8. New Magnetic Horizons - Dennis Speliotis, ADE Technologies
Des Mapps of Plymouth University described the fabrication, the properties, and the methodology of using FeBSiC alloy thin wires encapsulated in a glass coating (20 micron wire core and 5 micron glass coating) as magnetic sensors. These structures have moderate coercivities of about 45 Oe, so that they aredo not get easily disturbed by extraneous signals. The advantage is extremely low cost (about 0.0005 Euro for a 5 mm sensor of this type).
David Pappas of NIST/Boulder talked about arrays (up to 256 elements or more) of AMR sensors that can be used for a large variety of applications: a. Magnetic tape forensics, b. Data recovery; c. Biomagnetic imaging; d. Nondestructive testing of chips and devices: map the emanating magnetic fields and determine the currents flowing in the devices by deconvolution. The range of applications is enormous!

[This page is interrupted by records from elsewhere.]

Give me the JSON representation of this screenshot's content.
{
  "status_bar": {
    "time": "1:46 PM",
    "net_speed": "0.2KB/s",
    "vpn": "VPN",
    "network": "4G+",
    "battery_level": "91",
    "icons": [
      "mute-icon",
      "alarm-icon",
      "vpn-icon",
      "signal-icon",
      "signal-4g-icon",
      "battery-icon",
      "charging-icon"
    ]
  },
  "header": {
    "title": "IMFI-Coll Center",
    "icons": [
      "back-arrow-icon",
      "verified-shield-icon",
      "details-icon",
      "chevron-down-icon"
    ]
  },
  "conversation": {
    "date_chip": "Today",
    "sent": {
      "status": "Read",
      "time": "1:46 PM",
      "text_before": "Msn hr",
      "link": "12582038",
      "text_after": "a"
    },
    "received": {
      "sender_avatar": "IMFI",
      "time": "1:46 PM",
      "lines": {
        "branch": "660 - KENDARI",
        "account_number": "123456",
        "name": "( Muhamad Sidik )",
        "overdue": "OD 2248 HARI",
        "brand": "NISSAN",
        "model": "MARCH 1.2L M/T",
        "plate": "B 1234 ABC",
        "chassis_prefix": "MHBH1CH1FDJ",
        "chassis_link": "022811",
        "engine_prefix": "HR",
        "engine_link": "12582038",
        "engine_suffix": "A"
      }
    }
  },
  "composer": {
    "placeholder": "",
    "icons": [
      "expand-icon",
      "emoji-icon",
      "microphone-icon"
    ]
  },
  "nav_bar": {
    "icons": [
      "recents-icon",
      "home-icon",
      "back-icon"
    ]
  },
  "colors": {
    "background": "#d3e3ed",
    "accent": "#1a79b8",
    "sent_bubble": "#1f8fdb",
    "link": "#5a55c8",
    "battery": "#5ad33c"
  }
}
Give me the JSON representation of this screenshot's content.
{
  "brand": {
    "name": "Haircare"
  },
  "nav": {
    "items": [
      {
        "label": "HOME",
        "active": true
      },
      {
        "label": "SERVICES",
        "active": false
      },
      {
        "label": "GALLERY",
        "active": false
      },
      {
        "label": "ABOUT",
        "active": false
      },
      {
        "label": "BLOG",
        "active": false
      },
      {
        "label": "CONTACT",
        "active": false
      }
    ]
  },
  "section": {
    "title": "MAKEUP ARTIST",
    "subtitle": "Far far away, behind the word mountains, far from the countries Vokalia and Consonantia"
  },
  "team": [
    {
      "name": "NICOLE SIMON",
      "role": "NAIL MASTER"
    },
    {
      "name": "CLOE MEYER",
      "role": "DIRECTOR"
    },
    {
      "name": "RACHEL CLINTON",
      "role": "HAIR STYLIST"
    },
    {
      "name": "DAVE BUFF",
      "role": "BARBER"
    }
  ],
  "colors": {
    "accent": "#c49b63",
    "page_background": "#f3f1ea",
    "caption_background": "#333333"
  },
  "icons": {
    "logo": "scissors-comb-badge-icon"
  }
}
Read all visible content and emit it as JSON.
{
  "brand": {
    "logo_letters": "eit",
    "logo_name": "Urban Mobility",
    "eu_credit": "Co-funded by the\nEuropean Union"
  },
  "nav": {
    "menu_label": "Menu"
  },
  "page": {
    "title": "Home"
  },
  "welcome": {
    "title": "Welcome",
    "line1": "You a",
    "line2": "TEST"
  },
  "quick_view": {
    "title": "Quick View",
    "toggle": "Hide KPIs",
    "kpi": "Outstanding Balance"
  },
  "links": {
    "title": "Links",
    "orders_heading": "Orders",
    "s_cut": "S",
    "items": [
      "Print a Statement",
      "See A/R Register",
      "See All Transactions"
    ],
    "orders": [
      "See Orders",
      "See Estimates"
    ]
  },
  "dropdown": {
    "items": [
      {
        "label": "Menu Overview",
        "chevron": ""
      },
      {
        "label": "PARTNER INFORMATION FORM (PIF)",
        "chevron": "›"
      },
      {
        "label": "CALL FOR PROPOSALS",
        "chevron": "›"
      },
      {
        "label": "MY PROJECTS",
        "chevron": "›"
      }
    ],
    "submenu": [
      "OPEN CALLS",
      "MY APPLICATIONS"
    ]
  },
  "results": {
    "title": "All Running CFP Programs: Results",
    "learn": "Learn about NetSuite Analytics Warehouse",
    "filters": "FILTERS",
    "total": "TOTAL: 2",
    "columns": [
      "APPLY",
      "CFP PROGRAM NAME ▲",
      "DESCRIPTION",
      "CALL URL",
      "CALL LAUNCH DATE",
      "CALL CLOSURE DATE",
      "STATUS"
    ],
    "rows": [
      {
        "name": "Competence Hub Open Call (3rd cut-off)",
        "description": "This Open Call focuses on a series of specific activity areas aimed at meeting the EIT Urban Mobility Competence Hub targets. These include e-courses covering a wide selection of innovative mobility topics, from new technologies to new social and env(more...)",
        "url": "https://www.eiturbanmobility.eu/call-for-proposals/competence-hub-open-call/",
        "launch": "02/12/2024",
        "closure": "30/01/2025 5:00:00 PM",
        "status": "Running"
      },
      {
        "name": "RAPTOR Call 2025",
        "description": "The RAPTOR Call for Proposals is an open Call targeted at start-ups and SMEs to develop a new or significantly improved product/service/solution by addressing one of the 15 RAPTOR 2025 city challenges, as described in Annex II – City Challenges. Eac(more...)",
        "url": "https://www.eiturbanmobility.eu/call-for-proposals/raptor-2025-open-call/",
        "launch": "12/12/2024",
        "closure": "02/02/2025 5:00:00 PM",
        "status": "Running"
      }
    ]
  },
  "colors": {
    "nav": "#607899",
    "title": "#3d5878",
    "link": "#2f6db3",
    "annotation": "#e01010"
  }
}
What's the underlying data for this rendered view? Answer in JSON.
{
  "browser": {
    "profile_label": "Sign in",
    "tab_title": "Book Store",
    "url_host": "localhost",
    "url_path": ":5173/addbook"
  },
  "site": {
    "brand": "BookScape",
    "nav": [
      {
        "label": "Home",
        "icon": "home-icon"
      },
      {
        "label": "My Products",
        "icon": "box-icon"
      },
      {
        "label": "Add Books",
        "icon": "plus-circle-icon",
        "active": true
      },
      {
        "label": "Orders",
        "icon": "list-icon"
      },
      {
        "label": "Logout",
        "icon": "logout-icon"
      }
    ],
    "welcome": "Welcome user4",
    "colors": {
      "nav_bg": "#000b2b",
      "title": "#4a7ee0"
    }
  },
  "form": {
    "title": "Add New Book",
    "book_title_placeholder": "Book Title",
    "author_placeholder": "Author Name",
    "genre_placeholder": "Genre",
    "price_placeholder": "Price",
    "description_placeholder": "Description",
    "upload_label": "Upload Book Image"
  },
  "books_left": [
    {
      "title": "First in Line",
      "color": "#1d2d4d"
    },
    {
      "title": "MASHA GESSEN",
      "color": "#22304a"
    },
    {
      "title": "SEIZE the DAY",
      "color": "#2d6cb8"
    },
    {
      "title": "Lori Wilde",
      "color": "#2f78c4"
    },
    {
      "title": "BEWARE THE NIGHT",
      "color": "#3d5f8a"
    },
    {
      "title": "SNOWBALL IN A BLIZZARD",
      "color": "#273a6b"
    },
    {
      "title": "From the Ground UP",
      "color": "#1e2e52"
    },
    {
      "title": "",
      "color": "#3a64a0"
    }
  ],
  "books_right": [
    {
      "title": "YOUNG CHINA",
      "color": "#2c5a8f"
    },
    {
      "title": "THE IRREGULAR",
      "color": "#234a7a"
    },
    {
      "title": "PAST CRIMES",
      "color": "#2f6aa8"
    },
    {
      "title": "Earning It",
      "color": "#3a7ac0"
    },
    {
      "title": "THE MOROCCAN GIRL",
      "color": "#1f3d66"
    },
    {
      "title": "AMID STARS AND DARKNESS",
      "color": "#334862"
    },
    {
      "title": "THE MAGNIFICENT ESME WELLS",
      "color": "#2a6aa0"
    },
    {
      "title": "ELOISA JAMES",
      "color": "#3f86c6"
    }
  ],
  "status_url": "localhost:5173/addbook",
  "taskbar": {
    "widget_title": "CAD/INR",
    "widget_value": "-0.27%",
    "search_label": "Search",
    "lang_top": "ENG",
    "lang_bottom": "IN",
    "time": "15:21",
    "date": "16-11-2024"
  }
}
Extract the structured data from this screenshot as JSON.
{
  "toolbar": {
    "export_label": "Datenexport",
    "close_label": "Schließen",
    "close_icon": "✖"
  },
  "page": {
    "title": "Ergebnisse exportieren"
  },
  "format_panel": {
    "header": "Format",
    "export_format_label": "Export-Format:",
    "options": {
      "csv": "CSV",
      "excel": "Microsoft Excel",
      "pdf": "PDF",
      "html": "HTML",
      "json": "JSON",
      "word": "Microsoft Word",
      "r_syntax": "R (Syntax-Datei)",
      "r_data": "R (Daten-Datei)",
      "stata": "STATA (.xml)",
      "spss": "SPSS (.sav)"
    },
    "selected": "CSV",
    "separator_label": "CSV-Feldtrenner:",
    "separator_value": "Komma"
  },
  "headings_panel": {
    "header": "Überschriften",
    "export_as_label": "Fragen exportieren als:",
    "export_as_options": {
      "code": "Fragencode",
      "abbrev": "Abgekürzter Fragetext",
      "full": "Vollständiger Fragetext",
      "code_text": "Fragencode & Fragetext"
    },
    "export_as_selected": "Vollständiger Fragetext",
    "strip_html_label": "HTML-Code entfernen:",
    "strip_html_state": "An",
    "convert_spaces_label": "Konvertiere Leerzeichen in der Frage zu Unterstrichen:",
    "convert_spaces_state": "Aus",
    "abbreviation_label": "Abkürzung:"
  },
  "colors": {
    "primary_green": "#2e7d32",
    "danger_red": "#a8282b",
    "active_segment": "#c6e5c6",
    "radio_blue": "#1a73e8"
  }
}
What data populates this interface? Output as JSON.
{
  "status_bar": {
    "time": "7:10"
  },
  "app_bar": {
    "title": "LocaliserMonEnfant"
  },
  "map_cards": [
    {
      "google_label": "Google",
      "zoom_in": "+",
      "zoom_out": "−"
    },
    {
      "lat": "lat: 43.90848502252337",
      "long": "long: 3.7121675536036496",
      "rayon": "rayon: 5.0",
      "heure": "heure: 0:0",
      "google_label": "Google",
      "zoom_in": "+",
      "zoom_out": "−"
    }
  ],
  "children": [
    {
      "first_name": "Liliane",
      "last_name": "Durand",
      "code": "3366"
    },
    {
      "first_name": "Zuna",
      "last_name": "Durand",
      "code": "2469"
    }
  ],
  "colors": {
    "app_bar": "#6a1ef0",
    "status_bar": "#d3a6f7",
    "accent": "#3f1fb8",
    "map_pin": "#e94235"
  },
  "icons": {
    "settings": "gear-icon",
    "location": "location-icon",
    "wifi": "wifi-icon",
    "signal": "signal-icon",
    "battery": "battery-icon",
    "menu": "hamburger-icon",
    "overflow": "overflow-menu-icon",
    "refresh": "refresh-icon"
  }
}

Dennis Speliotis of ADE presented a talk prepared by Bob White of Stanford University, who is working with Shan Wang, also of Stanford, to apply nanotechnology for high sensitivity DNA fragment detection. They use sub-micron arrays of magnetic field detectors to detect the field generated by small numbers of magnetic nanoparticles. This approach has extraordinary sensitivity and huge potential for the identification of DNA fragments for medical applications. Also, body fluids can be scanned to detect infectious organisms, bacteria, viruses, and terror agents. Applications such as the above can open new and vast horizons for magnetics research, applications, and markets!
9. Technology, History, Culture - Giora Tarnopolsky, Tarnotek and INSIC